[Records from a collection]
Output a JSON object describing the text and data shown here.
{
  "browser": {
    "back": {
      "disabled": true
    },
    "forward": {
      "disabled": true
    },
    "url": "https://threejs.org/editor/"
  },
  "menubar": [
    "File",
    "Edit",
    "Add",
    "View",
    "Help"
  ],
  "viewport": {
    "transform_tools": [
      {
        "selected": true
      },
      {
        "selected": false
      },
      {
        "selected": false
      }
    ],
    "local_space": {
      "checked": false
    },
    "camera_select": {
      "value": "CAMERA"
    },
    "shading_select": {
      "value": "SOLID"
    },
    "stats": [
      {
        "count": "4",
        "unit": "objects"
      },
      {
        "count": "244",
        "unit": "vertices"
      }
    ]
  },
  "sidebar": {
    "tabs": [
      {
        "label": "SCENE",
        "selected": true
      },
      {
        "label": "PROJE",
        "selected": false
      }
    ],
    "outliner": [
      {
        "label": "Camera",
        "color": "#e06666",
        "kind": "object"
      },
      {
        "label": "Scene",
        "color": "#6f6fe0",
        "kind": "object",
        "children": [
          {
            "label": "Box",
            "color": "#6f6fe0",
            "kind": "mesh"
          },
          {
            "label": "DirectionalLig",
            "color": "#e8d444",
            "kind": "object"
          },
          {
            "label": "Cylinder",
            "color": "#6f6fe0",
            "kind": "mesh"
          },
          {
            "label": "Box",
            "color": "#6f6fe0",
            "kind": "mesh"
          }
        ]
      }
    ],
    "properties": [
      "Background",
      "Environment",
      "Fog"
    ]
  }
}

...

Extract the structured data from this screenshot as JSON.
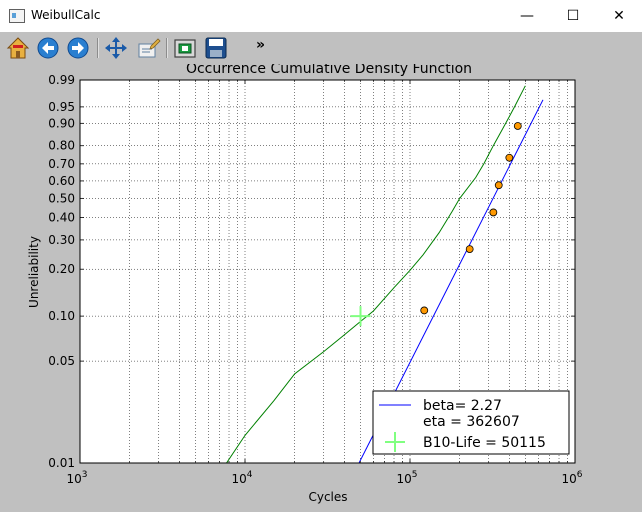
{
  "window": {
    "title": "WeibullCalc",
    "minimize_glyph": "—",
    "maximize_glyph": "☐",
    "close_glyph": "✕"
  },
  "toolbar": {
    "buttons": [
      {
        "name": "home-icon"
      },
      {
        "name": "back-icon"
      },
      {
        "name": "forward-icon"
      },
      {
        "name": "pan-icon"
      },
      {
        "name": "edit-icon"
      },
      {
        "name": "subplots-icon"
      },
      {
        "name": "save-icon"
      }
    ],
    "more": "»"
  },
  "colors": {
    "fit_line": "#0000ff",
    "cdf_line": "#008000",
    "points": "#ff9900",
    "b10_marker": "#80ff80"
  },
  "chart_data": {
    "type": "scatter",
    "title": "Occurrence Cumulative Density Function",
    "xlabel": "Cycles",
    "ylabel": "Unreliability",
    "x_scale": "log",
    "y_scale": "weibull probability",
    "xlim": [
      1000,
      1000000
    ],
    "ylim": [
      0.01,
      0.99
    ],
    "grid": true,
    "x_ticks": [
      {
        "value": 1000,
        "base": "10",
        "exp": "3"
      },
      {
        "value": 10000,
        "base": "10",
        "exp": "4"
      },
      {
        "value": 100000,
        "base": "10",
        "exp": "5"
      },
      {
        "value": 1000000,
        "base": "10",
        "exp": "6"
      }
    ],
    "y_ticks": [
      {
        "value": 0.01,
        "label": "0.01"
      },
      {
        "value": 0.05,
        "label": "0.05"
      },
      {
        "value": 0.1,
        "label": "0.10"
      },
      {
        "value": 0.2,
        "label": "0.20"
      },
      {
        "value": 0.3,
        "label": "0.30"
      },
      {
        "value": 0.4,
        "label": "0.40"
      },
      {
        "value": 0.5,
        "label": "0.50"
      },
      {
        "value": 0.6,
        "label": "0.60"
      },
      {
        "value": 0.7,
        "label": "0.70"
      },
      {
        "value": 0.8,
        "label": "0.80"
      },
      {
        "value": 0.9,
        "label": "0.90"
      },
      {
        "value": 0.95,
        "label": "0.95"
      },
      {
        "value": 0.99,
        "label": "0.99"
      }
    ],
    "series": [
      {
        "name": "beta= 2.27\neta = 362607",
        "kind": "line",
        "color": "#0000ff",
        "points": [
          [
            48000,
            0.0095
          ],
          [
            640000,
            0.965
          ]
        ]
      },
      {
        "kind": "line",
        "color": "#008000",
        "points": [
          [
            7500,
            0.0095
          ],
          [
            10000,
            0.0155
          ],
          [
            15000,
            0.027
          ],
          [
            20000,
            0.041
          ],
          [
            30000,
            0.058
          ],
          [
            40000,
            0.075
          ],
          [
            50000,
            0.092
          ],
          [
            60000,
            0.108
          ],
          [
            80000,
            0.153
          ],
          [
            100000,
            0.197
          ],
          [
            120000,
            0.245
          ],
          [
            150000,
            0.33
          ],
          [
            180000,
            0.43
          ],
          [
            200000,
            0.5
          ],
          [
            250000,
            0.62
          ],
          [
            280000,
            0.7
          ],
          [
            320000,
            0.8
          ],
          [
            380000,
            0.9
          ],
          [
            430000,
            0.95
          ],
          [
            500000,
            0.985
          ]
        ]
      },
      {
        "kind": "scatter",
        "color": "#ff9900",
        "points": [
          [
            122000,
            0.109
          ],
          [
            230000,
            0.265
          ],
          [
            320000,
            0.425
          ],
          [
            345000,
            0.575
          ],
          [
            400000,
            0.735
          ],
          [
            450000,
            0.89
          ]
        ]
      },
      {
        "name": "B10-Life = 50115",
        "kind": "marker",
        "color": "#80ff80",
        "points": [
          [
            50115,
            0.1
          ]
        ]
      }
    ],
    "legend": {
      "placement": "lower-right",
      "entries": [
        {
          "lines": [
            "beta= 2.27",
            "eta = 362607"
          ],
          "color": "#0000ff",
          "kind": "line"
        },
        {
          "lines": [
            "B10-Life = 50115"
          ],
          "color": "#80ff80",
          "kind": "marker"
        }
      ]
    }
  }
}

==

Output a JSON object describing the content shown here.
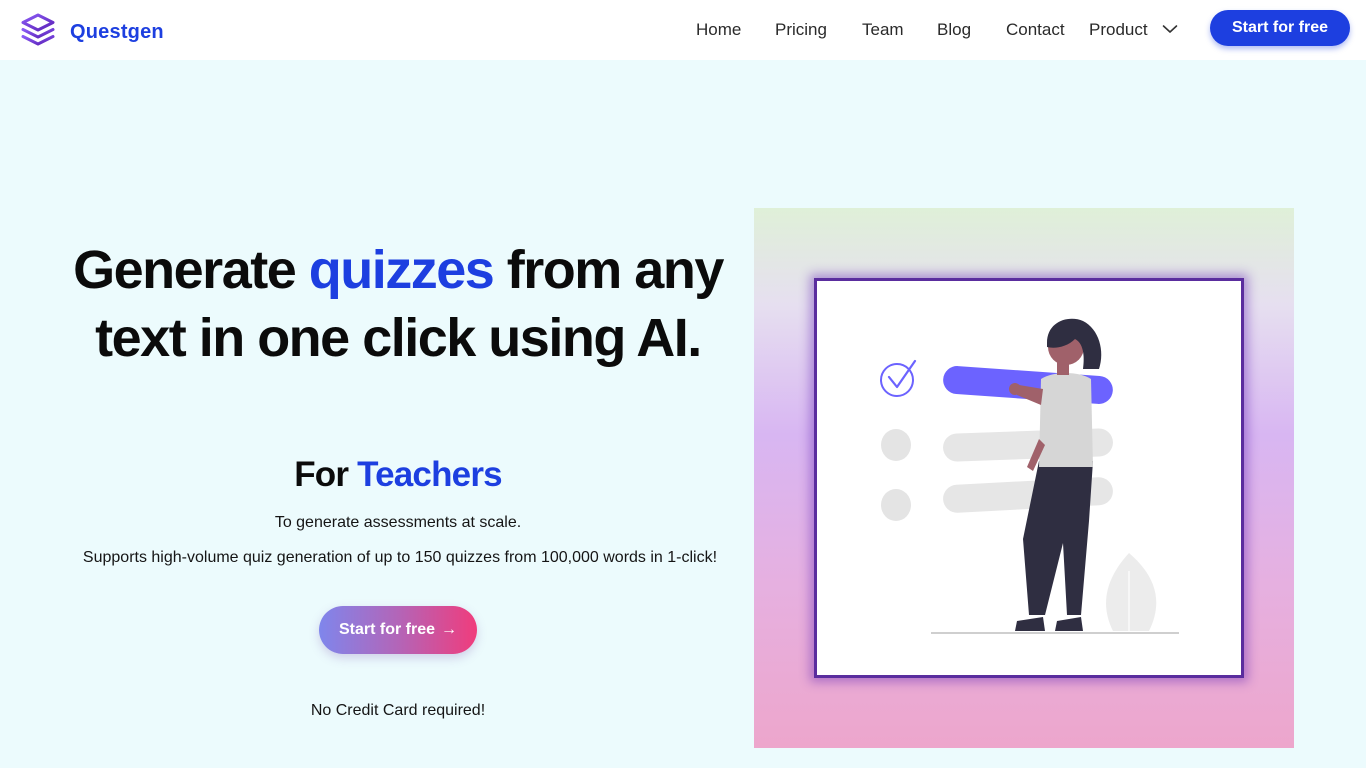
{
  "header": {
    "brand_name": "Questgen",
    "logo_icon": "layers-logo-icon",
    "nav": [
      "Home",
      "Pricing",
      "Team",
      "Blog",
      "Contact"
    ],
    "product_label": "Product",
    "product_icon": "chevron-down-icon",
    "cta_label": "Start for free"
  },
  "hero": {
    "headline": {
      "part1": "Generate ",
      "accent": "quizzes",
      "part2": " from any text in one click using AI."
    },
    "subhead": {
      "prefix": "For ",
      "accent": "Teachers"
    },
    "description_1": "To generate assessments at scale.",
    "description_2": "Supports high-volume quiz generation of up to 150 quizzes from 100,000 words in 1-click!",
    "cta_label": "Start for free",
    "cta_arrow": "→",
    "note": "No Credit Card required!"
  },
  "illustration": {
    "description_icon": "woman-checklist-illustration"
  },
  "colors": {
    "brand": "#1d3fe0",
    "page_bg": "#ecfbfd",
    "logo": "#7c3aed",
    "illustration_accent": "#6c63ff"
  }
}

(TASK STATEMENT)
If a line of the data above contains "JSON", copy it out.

(OUTPUT OF THE EXERCISE)
Output a JSON object describing the text and data shown here.
Extract the structured data from this screenshot as JSON.
Output a JSON object describing the content shown here.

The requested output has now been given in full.